A little over a month ago, while my geoblogging juices were really flowing, a late night rumble inadvertently inspired the theme for this month’s Accretionary Wedge. My own blogging pace has slacked off since then and perhaps yours has too, what with the pressures of the end of the semester and #AGU11. With any luck though, we’ll all have a chance to take a little time between final exams and the holidays to revisit our geoblogs and spread some geological holiday cheer.
Right, then. Your mission, should you choose to accept it, is to relate the story of the most memorable or significant geological event that you’ve directly experienced.
Let’s be clear about this – Accretionary Wedge #27 previously asked for the most important geological experience in your life and most of the submissions focused on the events that had the most significance in introducing one to geology – been there, done that; that’s not what we’re looking for this time.
What we seek for Accretionary Wedge #41 is an account of a geologic event that you experienced firsthand. It could be an earthquake, a landslide, a flood, a volcanic eruption, etc. (but don’t feel compelled to stick to the biggies – weathering, anyone?) – some geologic process that you were able to directly observe and experience.

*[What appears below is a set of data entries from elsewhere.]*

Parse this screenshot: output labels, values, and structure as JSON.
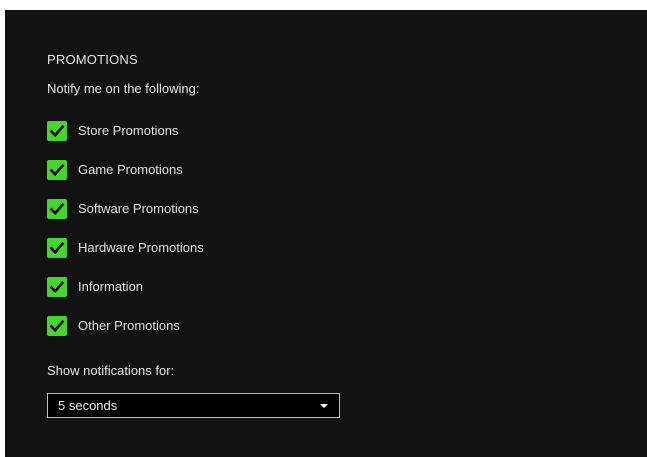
{
  "colors": {
    "background": "#121212",
    "checkbox_fill": "#44d62c",
    "checkmark": "#000000",
    "text": "#e6e6e6"
  },
  "section": {
    "title": "PROMOTIONS",
    "subtitle": "Notify me on the following:"
  },
  "options": [
    {
      "label": "Store Promotions",
      "checked": true
    },
    {
      "label": "Game Promotions",
      "checked": true
    },
    {
      "label": "Software Promotions",
      "checked": true
    },
    {
      "label": "Hardware Promotions",
      "checked": true
    },
    {
      "label": "Information",
      "checked": true
    },
    {
      "label": "Other Promotions",
      "checked": true
    }
  ],
  "notification_duration": {
    "label": "Show notifications for:",
    "selected": "5 seconds",
    "icon": "chevron-down-icon"
  }
}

The event itself need not have been dramatic or life threatening, or it may have been. The event may have taken place before you were trained as a geologist or since (or maybe you don’t have any geologic training at all). Ideally, it’s something you can describe from firsthand experience, even if you didn’t experience it at ground zero. Events that my have happened while you were at a safe distance, but of which you were able to directly experience the aftermath (while the geologic evidence was still fresh) are certainly acceptable (perhaps you’ve been involved in relief or research efforts immediately following a major geological event). And by all means, don’t limit yourself to a single event if you’ve experienced more that one!

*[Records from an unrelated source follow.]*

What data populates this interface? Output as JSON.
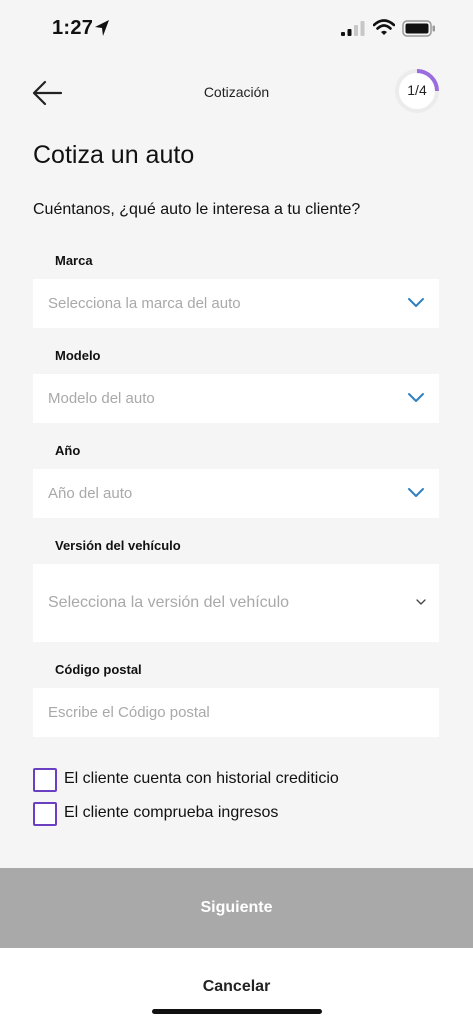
{
  "status_bar": {
    "time": "1:27"
  },
  "header": {
    "title": "Cotización",
    "progress": {
      "current": "1",
      "separator": "/",
      "total": "4",
      "fraction": 0.25,
      "color": "#9b6ce0"
    }
  },
  "page": {
    "title": "Cotiza un auto",
    "subtitle": "Cuéntanos, ¿qué auto le interesa a tu cliente?"
  },
  "form": {
    "marca": {
      "label": "Marca",
      "placeholder": "Selecciona la marca del auto"
    },
    "modelo": {
      "label": "Modelo",
      "placeholder": "Modelo del auto"
    },
    "anio": {
      "label": "Año",
      "placeholder": "Año del auto"
    },
    "version": {
      "label": "Versión del vehículo",
      "placeholder": "Selecciona la versión del vehículo"
    },
    "codigo_postal": {
      "label": "Código postal",
      "placeholder": "Escribe el Código postal"
    }
  },
  "checkboxes": [
    {
      "label": "El cliente cuenta con historial crediticio",
      "checked": false
    },
    {
      "label": "El cliente comprueba ingresos",
      "checked": false
    }
  ],
  "actions": {
    "next": "Siguiente",
    "cancel": "Cancelar"
  },
  "colors": {
    "accent": "#6a3fc1",
    "chevron": "#2f7fc1",
    "disabled_button": "#a9a9a9"
  }
}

The story you weave is, of course, up to you. Pictures are always a plus (bonus points for audio or video) – you know we’re all adrenaline junkies on one level or another. I’m posting this call during the waning hours of the Paleozoic (time’s almost up, trilobites) but you have until the beginning of the Anthropocene to get your submissions posted. I’ll do my best to gather it all together sometime before Pangea Ultima gets together.
This blog post will self destruct in 5… 4… 3…